THE PRESBYTERIAN CHURCH U.S. and the United Presbyterian Church merged in 1983 to form the Presbyterian Church (USA). Following the merger, presbyteries and synods were realigned. The Synod of the Mid-Atlantic comprising presbyteries in North Carolina, Virginia, Maryland, Delaware and the District of Columbia was formed with offices in Richmond. After the Synod's formation, the Presbytery of the James came into existence in 1989, having been created from three different presbyteries: Blue Ridge, Hanover and Southern Virginia.

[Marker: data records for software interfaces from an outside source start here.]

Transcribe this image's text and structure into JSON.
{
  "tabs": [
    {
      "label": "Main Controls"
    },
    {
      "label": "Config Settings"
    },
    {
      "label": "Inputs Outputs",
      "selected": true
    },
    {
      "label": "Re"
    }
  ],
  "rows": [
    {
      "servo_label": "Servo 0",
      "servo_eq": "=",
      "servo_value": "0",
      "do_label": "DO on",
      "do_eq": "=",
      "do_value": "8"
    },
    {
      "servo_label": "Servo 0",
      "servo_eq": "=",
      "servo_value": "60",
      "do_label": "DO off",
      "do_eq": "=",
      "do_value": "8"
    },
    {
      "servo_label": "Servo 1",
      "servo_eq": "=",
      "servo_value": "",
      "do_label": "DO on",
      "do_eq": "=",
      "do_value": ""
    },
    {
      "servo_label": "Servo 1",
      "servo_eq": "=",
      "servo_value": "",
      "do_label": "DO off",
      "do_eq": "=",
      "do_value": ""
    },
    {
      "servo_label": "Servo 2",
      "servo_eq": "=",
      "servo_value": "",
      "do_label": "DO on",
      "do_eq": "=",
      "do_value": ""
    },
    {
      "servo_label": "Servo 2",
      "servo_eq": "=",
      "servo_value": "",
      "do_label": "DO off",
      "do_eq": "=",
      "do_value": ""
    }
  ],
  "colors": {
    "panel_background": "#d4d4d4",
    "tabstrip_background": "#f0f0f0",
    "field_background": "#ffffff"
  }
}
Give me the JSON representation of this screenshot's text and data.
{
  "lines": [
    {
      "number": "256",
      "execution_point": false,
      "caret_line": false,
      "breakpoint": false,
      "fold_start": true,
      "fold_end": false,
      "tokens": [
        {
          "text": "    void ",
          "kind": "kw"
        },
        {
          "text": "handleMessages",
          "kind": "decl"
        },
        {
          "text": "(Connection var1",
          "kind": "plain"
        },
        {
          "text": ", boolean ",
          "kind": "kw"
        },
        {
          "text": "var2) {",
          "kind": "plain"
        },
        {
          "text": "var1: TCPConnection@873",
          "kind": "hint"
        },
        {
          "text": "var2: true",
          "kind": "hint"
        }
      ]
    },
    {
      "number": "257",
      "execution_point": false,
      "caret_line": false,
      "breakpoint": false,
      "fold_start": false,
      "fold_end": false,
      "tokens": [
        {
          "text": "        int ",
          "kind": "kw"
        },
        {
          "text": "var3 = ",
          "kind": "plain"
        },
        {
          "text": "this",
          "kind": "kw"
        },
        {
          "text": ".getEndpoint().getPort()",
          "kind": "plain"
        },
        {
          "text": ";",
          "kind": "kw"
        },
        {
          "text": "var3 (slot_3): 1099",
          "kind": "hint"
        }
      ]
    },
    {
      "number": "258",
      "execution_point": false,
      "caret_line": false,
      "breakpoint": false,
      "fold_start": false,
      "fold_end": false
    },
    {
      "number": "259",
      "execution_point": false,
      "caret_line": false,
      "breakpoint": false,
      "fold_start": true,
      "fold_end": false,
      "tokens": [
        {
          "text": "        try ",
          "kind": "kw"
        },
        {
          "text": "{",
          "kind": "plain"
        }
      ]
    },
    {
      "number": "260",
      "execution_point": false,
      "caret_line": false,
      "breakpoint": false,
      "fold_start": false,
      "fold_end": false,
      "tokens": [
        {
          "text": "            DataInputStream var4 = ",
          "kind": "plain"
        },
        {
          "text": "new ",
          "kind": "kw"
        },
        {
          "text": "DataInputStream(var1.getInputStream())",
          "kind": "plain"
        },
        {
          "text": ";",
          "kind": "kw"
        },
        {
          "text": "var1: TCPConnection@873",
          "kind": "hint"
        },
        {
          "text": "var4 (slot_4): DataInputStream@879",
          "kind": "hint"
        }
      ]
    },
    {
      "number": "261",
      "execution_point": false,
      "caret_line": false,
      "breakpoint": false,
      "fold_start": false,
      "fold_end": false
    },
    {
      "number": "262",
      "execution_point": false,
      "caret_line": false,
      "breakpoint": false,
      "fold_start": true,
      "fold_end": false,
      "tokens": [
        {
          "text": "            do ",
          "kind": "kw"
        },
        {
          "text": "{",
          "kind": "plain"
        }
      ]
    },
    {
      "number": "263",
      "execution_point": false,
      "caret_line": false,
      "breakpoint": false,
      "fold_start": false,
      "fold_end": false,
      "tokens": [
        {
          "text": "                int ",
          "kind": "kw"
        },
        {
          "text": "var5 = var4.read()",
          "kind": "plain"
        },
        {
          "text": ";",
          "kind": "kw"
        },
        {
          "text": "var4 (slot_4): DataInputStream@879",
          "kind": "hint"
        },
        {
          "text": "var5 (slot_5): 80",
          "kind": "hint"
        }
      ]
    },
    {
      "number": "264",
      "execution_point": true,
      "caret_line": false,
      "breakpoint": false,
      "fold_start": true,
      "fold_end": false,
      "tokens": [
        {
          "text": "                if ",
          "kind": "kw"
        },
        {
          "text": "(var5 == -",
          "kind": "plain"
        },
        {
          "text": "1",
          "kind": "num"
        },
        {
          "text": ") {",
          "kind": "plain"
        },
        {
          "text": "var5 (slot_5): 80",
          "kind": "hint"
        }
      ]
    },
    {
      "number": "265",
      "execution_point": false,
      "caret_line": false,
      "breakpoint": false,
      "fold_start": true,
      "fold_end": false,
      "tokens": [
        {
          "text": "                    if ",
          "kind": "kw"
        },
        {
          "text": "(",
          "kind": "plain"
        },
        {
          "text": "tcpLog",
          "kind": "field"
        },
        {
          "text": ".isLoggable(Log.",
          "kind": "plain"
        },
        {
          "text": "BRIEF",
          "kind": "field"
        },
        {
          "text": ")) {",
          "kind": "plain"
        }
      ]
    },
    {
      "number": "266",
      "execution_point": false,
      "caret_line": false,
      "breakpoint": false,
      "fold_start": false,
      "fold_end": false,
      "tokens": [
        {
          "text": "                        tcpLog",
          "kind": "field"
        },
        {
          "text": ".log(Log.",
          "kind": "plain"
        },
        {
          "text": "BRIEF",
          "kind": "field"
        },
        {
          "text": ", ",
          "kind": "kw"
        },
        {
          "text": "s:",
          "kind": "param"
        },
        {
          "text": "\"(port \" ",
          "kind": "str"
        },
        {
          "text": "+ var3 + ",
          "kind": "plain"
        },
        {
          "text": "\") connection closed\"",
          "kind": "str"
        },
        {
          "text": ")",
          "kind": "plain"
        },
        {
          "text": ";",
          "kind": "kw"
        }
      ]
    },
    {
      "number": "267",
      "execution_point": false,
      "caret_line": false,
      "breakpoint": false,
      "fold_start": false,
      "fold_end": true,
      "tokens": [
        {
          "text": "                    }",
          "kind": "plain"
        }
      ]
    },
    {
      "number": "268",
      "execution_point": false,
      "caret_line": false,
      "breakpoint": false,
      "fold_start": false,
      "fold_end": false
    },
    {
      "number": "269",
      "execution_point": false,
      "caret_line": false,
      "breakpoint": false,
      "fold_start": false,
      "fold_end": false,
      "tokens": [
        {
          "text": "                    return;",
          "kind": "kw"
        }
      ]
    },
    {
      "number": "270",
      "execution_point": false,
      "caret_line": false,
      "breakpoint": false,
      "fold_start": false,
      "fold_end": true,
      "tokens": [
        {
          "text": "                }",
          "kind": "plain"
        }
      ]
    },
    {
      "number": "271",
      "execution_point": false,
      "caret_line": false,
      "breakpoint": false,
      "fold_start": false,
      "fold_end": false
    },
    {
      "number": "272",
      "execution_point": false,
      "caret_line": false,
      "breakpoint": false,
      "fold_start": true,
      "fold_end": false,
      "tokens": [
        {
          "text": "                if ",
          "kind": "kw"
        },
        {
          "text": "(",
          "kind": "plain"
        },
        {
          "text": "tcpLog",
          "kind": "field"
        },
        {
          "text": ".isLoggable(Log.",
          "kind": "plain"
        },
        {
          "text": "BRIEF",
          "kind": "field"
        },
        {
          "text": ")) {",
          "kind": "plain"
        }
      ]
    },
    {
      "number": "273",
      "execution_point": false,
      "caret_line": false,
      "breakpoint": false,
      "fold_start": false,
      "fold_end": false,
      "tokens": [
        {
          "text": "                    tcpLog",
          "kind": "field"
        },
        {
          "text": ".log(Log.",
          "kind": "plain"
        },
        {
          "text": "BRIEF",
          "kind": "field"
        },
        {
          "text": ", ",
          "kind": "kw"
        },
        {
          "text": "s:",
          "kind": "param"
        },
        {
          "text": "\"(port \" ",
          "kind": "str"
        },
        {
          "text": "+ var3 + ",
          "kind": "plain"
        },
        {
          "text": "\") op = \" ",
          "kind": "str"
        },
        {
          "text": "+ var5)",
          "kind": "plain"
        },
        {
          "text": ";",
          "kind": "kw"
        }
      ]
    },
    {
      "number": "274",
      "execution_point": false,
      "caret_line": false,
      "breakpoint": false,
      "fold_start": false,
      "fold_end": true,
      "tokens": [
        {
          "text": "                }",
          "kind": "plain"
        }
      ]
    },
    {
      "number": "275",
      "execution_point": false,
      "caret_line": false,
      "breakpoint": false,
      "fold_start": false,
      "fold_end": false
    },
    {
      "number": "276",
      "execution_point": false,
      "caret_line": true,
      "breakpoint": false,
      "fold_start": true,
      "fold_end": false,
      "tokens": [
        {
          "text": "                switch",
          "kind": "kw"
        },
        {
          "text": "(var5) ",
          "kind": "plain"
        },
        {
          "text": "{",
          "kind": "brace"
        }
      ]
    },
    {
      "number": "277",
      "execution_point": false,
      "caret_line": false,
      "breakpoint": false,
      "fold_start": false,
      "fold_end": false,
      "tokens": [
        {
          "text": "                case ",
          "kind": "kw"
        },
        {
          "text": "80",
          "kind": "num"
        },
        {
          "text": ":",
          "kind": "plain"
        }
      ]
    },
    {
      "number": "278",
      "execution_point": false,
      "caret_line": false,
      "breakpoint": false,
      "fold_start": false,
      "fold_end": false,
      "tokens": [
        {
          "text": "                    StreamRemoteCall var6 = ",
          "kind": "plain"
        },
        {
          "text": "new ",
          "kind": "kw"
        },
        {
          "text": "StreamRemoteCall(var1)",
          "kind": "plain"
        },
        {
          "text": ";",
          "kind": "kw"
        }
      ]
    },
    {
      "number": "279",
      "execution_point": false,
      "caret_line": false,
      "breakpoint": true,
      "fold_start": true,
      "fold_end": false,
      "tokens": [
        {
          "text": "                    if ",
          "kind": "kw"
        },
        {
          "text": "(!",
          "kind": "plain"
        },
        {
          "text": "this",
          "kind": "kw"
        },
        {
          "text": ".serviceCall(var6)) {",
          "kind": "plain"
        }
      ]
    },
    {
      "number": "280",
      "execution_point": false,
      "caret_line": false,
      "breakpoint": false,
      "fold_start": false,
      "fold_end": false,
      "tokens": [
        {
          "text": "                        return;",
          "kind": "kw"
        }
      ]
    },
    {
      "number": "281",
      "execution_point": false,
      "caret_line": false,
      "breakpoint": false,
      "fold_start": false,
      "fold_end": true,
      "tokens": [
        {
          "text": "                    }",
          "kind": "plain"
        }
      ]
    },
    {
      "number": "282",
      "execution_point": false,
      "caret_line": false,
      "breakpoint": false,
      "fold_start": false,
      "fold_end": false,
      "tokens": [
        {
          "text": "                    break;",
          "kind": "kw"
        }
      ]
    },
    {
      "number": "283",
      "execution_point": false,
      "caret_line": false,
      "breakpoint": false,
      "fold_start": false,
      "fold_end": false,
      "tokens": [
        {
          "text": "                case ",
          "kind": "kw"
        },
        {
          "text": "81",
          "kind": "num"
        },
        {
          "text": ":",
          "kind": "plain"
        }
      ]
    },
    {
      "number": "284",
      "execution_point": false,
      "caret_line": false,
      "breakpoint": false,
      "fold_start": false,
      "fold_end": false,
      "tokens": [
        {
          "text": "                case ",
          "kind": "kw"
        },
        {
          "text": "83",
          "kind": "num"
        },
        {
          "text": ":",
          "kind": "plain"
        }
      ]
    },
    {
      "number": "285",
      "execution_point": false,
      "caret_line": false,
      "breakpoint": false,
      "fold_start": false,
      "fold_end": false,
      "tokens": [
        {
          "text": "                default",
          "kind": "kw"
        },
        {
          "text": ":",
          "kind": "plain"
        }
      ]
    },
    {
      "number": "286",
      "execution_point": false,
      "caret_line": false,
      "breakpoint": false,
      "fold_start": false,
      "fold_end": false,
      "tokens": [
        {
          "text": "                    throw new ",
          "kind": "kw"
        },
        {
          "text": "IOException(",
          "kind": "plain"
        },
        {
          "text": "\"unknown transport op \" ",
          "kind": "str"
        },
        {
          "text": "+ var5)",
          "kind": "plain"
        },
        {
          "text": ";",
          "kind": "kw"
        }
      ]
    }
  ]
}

A Transitional Steering Committee was appointed to begin laying the groundwork for the new Presbytery that was to serve central Virginia. The steering committee asked members of the emerging Presbytery to consider that they were a "merger of varied people of faith with different memories; moving forward into a new beginning and a new creation." The name Presbytery of the James was chosen, calling attention to the James River flowing throughout the geographic area of the new Presbytery.


Presbytery of the James officially came into existence July 1, 1989. The Rev. Dr. William S. Morris was the first executive presbyter/stated clerk. The Presbytery's first meeting was held July 11 at First Presbyterian Church in Richmond. During Dr. Morris' term, the Presbytery's former office building on U.S. Route 1 was constructed on land owned by the former Hanover Presbytery. In 2006, the Presbytery voted to sell the property on Route 1 in Henrico County. In October 2007, the office relocated to 3218 Chamberlayne Avenue, Richmond, Virginia.

After Dr. Morris' resignation to become pastor at Campbell Memorial Presbyterian Church in Weems, the Rev. William M. Boyce, Jr. served as stated clerk. Later, the Rev. John Rickard accepted the call to become interim executive. Following their resignations, the Rev. James Cushman became the interim executive presbyter and stated clerk.


In July 1997, the Rev. H. Carson Rhyne, Jr. began a three-year renewable term as the Presbytery's general presbyter and stated clerk. Having recently completed a decade of ministry, most of which has been spent in transition and reorganization, Presbytery of the James is now looking and working more toward the future.

A Strategic Plan detailing specific goals was created for completion between 1999-2001. By December 2001, at least 50 percent of all Presbytery training events were held in districts or clusters of districts. By the same deadline, each of the nine districts had participated in a local mission project as a district. (In the mid-1990s, churches were divided into nine districts based upon geography to cultivate close relationships and shared ministry opportunities.) By December 2001, congregations had begun the redevelopment process of the General Assembly, PC(USA).


Presbytery of the James developed its newest vision and mission plans and began implementation in 2010. Nominating regions have replaced districts and teams have replaced boards. Purpose Groups bubble-up in areas of special interest. Our vision as disciples of Jesus Christ is to be involved in Mission, Leadership, and Communication & Coordination efforts serving our Lord.


After two decades at the Presbytery, Rev. Carson Rhyne retired in November 2018. At the October stated meeting, Presbytery of the James voted to approve Rev. Fred Holbrook as the interim general presbyter/stated clerk to succeed Rev. Rhyne. Rev. Holbrook began his call December 1.